It was truly special to see, because the fans understood how much I cared about not just the basketball program, but for Carolina as a whole.
And our fans did the same for my boy, Theo Pinson, which was just as special because he, too, feels the same as I do about Carolina.
That last game will be something I’ll always remember. Just seeing and hearing that ovation and feeling that love and knowing that maybe I left a legacy here at Carolina that people were thankful for and will remember … it was just beyond special.
So with that being said, I applaud you all right back. We’re all in this together, and I am so proud to have played for you during my time at Carolina. I could not be more appreciative and thankful.
Like my mom said, I was truly meant to be a Tar Heel, and it really has been a dream come true for me.
One last thing, though: This is not goodbye.
Not even close!
Some of you may have seen that I recently proposed to my fiancée, Kelsey Porter, right at center court in the Dean Dome. She’s another proud Tar Heel. She loves this place — our school, the tradition — and the people here just as I do.
We might take a look at some places here in Chapel Hill as potential wedding locations, and we are always talking about the things that we might do when we come back to visit in the coming years. Because….
We will be back.
I can promise you right now that I’m always going to be a part of this program and do all that I can to help us continue our tradition of excellence and to show my appreciation for all that UNC has meant to me.

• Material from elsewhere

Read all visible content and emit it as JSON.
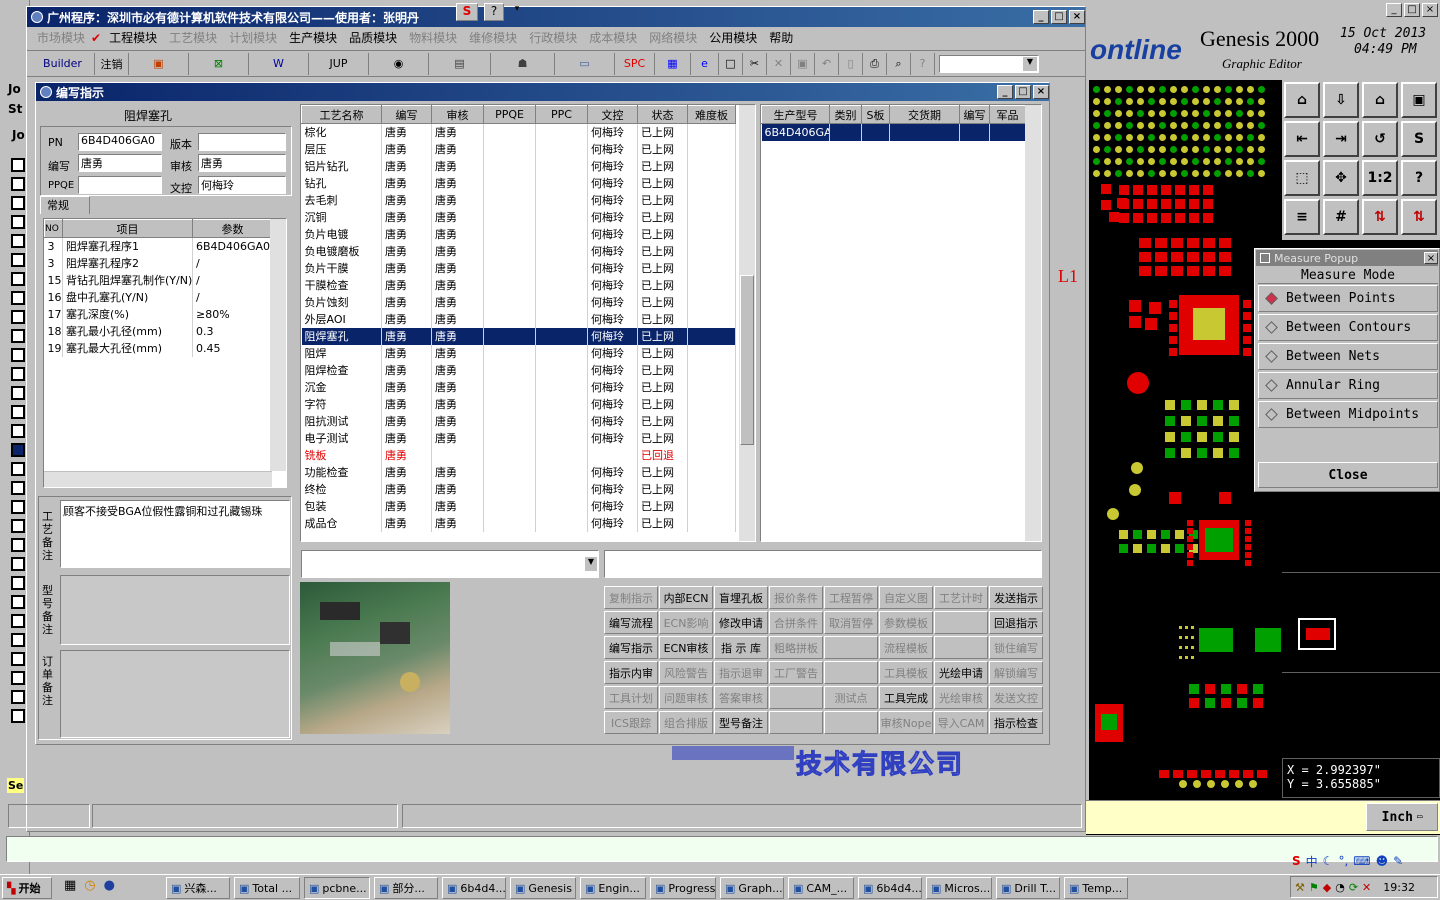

I mean, what can I say? Mom was so right.
Thank you all for being so great to me over the past four years.
See you soon, and … Go Heels!